BEGIN

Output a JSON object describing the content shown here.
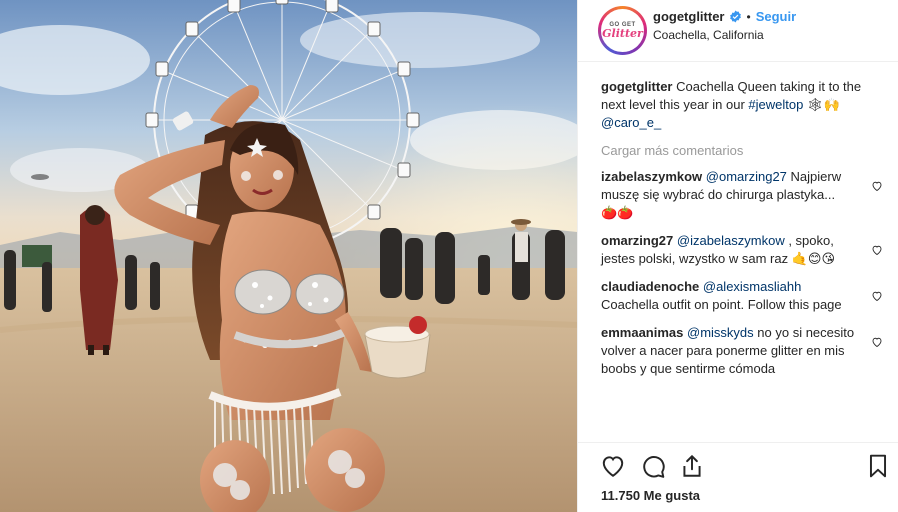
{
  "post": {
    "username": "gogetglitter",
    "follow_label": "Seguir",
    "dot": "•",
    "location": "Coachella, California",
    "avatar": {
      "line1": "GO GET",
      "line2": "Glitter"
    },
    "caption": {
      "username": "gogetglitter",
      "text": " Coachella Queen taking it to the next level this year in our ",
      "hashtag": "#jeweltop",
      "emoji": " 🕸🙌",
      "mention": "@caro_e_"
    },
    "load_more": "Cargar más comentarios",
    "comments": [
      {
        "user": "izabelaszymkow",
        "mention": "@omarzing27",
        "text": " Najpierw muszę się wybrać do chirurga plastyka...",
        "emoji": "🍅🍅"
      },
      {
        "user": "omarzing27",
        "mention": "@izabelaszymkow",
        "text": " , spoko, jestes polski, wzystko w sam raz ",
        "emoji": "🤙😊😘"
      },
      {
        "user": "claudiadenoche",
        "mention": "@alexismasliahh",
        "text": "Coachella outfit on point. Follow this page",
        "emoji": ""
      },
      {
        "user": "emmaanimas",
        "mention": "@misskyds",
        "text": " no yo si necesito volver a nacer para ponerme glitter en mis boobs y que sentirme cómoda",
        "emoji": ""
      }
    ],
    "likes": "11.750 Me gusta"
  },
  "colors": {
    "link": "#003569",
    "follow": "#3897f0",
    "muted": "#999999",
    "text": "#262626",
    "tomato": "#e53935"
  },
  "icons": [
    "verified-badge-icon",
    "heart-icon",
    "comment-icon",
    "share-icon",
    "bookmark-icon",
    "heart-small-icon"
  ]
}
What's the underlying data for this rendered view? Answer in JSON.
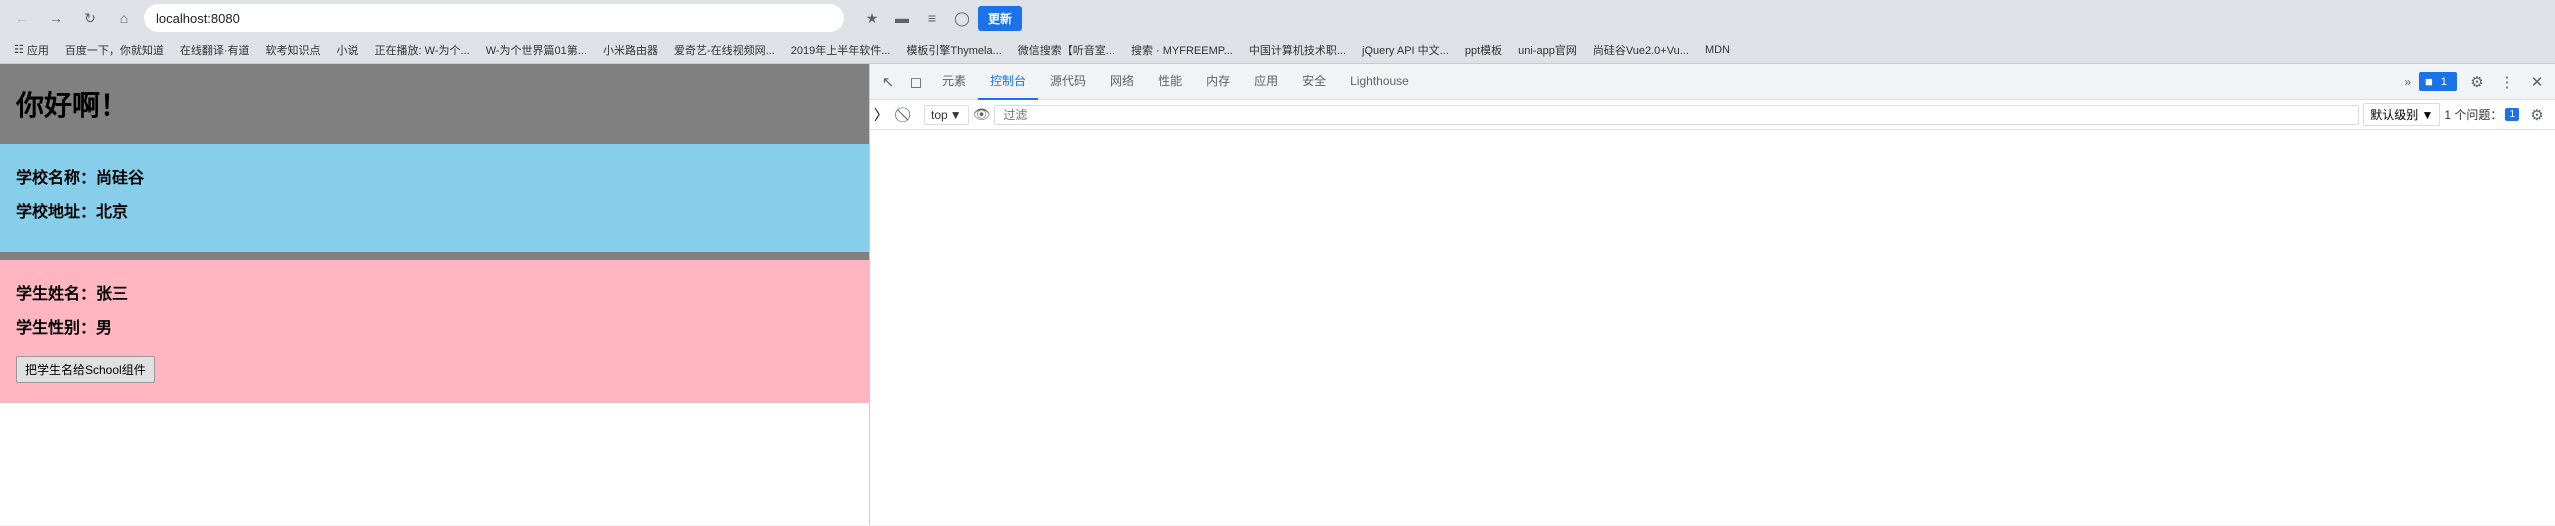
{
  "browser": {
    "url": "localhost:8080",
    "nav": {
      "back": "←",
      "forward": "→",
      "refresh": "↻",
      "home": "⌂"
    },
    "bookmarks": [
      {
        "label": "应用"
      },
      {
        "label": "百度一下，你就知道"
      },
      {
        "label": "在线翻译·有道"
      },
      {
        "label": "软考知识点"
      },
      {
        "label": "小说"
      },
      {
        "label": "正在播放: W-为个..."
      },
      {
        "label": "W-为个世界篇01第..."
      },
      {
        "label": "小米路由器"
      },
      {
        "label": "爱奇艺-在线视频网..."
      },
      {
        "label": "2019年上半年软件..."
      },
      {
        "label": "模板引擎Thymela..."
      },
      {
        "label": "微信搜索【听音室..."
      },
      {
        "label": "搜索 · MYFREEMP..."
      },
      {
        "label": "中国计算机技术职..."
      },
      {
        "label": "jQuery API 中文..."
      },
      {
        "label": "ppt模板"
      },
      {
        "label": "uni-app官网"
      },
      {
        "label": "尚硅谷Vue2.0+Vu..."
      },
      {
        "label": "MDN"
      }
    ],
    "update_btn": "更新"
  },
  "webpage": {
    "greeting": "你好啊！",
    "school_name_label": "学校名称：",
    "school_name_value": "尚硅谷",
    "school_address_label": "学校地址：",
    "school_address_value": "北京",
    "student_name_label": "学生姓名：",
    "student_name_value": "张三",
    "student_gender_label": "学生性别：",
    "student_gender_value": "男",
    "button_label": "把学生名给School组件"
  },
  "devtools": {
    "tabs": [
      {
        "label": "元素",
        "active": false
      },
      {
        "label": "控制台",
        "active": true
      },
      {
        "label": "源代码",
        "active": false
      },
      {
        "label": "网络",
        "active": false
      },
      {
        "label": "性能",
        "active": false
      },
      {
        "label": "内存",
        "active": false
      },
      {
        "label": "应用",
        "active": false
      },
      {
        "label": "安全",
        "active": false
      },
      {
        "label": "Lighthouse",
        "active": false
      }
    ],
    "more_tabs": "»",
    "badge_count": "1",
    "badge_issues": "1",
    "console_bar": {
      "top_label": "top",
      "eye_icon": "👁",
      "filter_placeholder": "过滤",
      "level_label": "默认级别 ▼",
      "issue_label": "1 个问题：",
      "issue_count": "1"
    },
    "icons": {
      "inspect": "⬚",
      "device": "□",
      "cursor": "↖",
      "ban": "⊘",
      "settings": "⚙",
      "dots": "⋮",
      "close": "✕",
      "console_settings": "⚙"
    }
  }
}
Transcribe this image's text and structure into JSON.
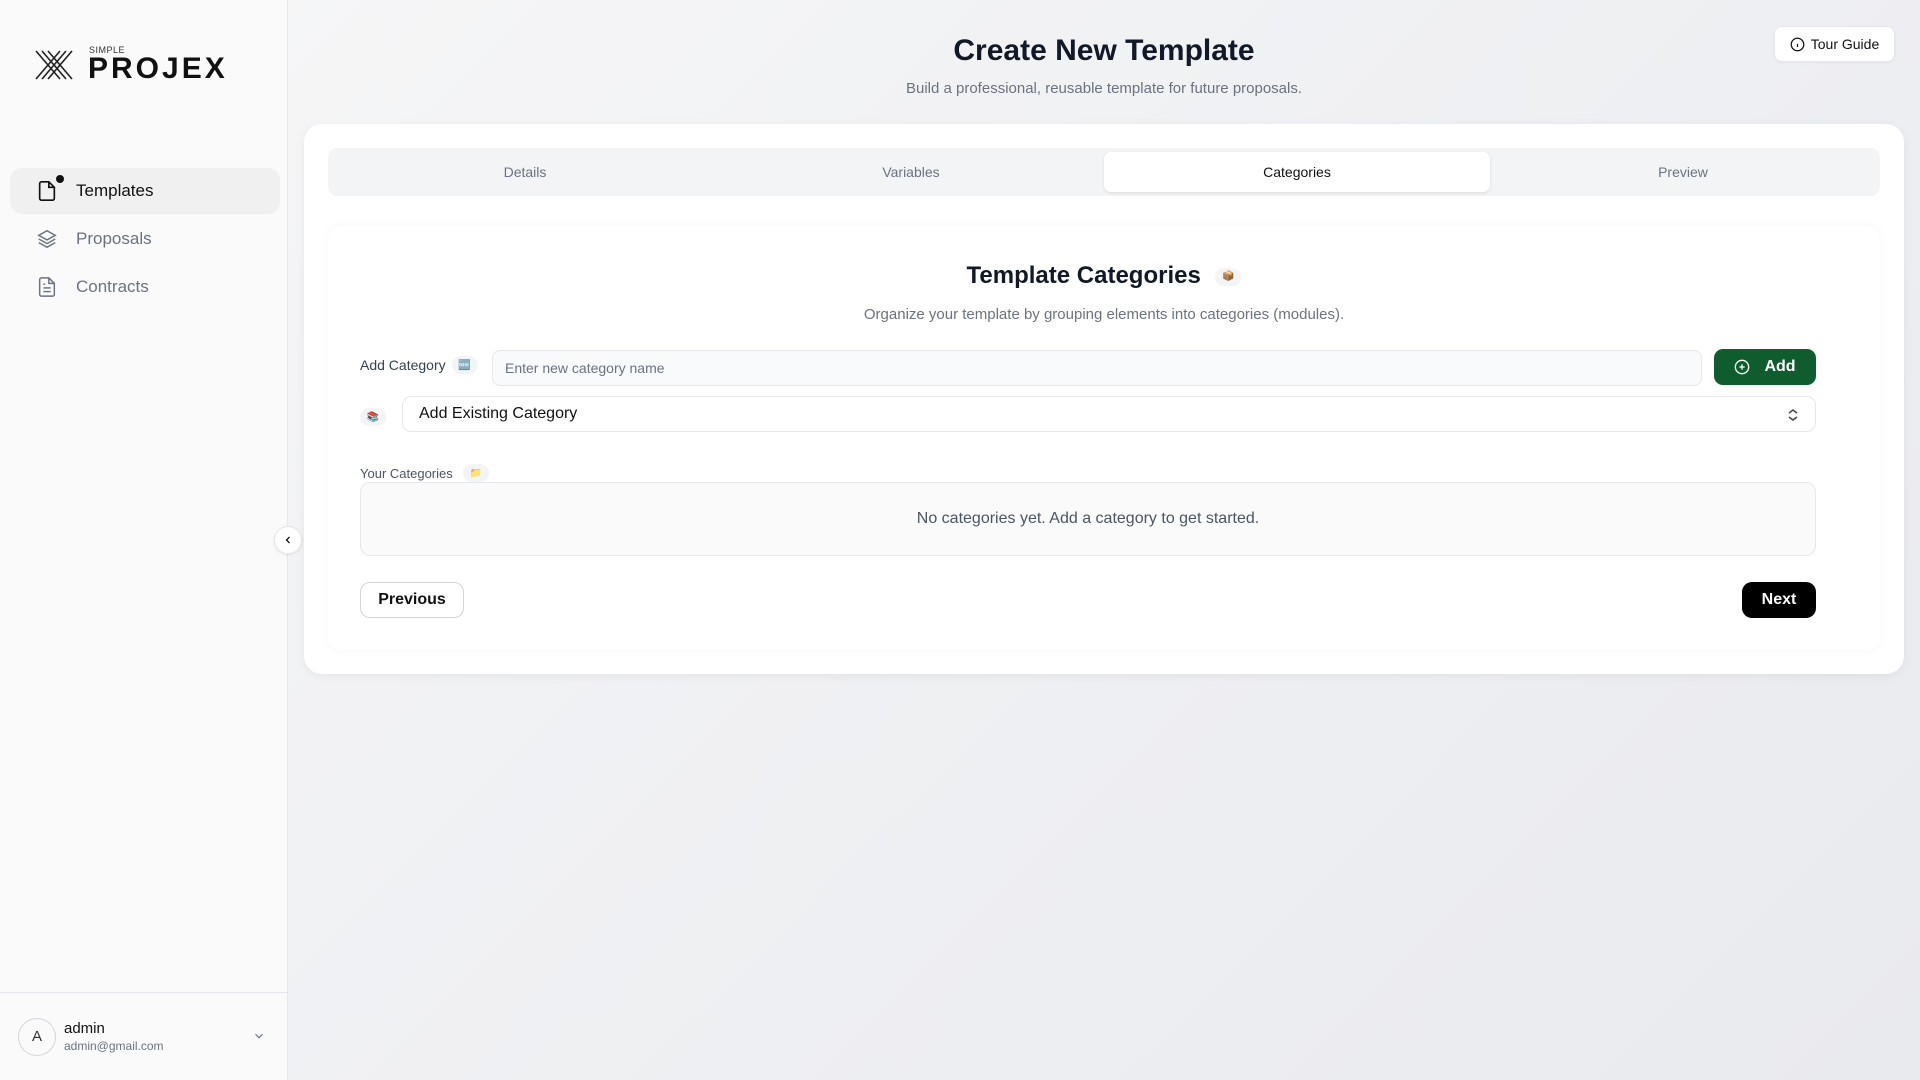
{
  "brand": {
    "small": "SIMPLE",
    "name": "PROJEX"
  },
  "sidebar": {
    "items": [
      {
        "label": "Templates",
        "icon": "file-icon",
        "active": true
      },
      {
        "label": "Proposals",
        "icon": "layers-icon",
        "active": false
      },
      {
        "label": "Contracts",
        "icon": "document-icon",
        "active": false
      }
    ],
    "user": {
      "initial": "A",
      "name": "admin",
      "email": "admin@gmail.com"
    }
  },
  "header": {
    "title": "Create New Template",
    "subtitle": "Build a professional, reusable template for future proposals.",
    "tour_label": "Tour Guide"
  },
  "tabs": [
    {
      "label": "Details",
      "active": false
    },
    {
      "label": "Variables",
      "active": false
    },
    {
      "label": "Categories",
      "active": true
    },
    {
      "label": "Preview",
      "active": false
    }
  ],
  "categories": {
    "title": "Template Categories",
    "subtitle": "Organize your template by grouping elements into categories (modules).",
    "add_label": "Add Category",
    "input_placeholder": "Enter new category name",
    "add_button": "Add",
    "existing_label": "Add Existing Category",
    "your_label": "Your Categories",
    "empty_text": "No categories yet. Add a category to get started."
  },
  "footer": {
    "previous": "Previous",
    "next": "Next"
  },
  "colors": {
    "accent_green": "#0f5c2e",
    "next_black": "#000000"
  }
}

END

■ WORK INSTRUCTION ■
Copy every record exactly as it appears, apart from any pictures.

■ SOLUTION TO THE PROBLEM ■
Output a JSON object describing the content shown here.
{
  "post": {
    "username": "gogetglitter",
    "follow_label": "Seguir",
    "dot": "•",
    "location": "Coachella, California",
    "avatar": {
      "line1": "GO GET",
      "line2": "Glitter"
    },
    "caption": {
      "username": "gogetglitter",
      "text": " Coachella Queen taking it to the next level this year in our ",
      "hashtag": "#jeweltop",
      "emoji": " 🕸🙌",
      "mention": "@caro_e_"
    },
    "load_more": "Cargar más comentarios",
    "comments": [
      {
        "user": "izabelaszymkow",
        "mention": "@omarzing27",
        "text": " Najpierw muszę się wybrać do chirurga plastyka...",
        "emoji": "🍅🍅"
      },
      {
        "user": "omarzing27",
        "mention": "@izabelaszymkow",
        "text": " , spoko, jestes polski, wzystko w sam raz ",
        "emoji": "🤙😊😘"
      },
      {
        "user": "claudiadenoche",
        "mention": "@alexismasliahh",
        "text": "Coachella outfit on point. Follow this page",
        "emoji": ""
      },
      {
        "user": "emmaanimas",
        "mention": "@misskyds",
        "text": " no yo si necesito volver a nacer para ponerme glitter en mis boobs y que sentirme cómoda",
        "emoji": ""
      }
    ],
    "likes": "11.750 Me gusta"
  },
  "colors": {
    "link": "#003569",
    "follow": "#3897f0",
    "muted": "#999999",
    "text": "#262626",
    "tomato": "#e53935"
  },
  "icons": [
    "verified-badge-icon",
    "heart-icon",
    "comment-icon",
    "share-icon",
    "bookmark-icon",
    "heart-small-icon"
  ]
}
What's the underlying data for this rendered view? Answer in JSON.
{
  "browser": {
    "url": "localhost:8080",
    "nav": {
      "back": "←",
      "forward": "→",
      "refresh": "↻",
      "home": "⌂"
    },
    "bookmarks": [
      {
        "label": "应用"
      },
      {
        "label": "百度一下，你就知道"
      },
      {
        "label": "在线翻译·有道"
      },
      {
        "label": "软考知识点"
      },
      {
        "label": "小说"
      },
      {
        "label": "正在播放: W-为个..."
      },
      {
        "label": "W-为个世界篇01第..."
      },
      {
        "label": "小米路由器"
      },
      {
        "label": "爱奇艺-在线视频网..."
      },
      {
        "label": "2019年上半年软件..."
      },
      {
        "label": "模板引擎Thymela..."
      },
      {
        "label": "微信搜索【听音室..."
      },
      {
        "label": "搜索 · MYFREEMP..."
      },
      {
        "label": "中国计算机技术职..."
      },
      {
        "label": "jQuery API 中文..."
      },
      {
        "label": "ppt模板"
      },
      {
        "label": "uni-app官网"
      },
      {
        "label": "尚硅谷Vue2.0+Vu..."
      },
      {
        "label": "MDN"
      }
    ],
    "update_btn": "更新"
  },
  "webpage": {
    "greeting": "你好啊！",
    "school_name_label": "学校名称：",
    "school_name_value": "尚硅谷",
    "school_address_label": "学校地址：",
    "school_address_value": "北京",
    "student_name_label": "学生姓名：",
    "student_name_value": "张三",
    "student_gender_label": "学生性别：",
    "student_gender_value": "男",
    "button_label": "把学生名给School组件"
  },
  "devtools": {
    "tabs": [
      {
        "label": "元素",
        "active": false
      },
      {
        "label": "控制台",
        "active": true
      },
      {
        "label": "源代码",
        "active": false
      },
      {
        "label": "网络",
        "active": false
      },
      {
        "label": "性能",
        "active": false
      },
      {
        "label": "内存",
        "active": false
      },
      {
        "label": "应用",
        "active": false
      },
      {
        "label": "安全",
        "active": false
      },
      {
        "label": "Lighthouse",
        "active": false
      }
    ],
    "more_tabs": "»",
    "badge_count": "1",
    "badge_issues": "1",
    "console_bar": {
      "top_label": "top",
      "eye_icon": "👁",
      "filter_placeholder": "过滤",
      "level_label": "默认级别 ▼",
      "issue_label": "1 个问题：",
      "issue_count": "1"
    },
    "icons": {
      "inspect": "⬚",
      "device": "□",
      "cursor": "↖",
      "ban": "⊘",
      "settings": "⚙",
      "dots": "⋮",
      "close": "✕",
      "console_settings": "⚙"
    }
  }
}
Transcribe this image's text and structure into JSON.
{
  "brand": {
    "small": "SIMPLE",
    "name": "PROJEX"
  },
  "sidebar": {
    "items": [
      {
        "label": "Templates",
        "icon": "file-icon",
        "active": true
      },
      {
        "label": "Proposals",
        "icon": "layers-icon",
        "active": false
      },
      {
        "label": "Contracts",
        "icon": "document-icon",
        "active": false
      }
    ],
    "user": {
      "initial": "A",
      "name": "admin",
      "email": "admin@gmail.com"
    }
  },
  "header": {
    "title": "Create New Template",
    "subtitle": "Build a professional, reusable template for future proposals.",
    "tour_label": "Tour Guide"
  },
  "tabs": [
    {
      "label": "Details",
      "active": false
    },
    {
      "label": "Variables",
      "active": false
    },
    {
      "label": "Categories",
      "active": true
    },
    {
      "label": "Preview",
      "active": false
    }
  ],
  "categories": {
    "title": "Template Categories",
    "subtitle": "Organize your template by grouping elements into categories (modules).",
    "add_label": "Add Category",
    "input_placeholder": "Enter new category name",
    "add_button": "Add",
    "existing_label": "Add Existing Category",
    "your_label": "Your Categories",
    "empty_text": "No categories yet. Add a category to get started."
  },
  "footer": {
    "previous": "Previous",
    "next": "Next"
  },
  "colors": {
    "accent_green": "#0f5c2e",
    "next_black": "#000000"
  }
}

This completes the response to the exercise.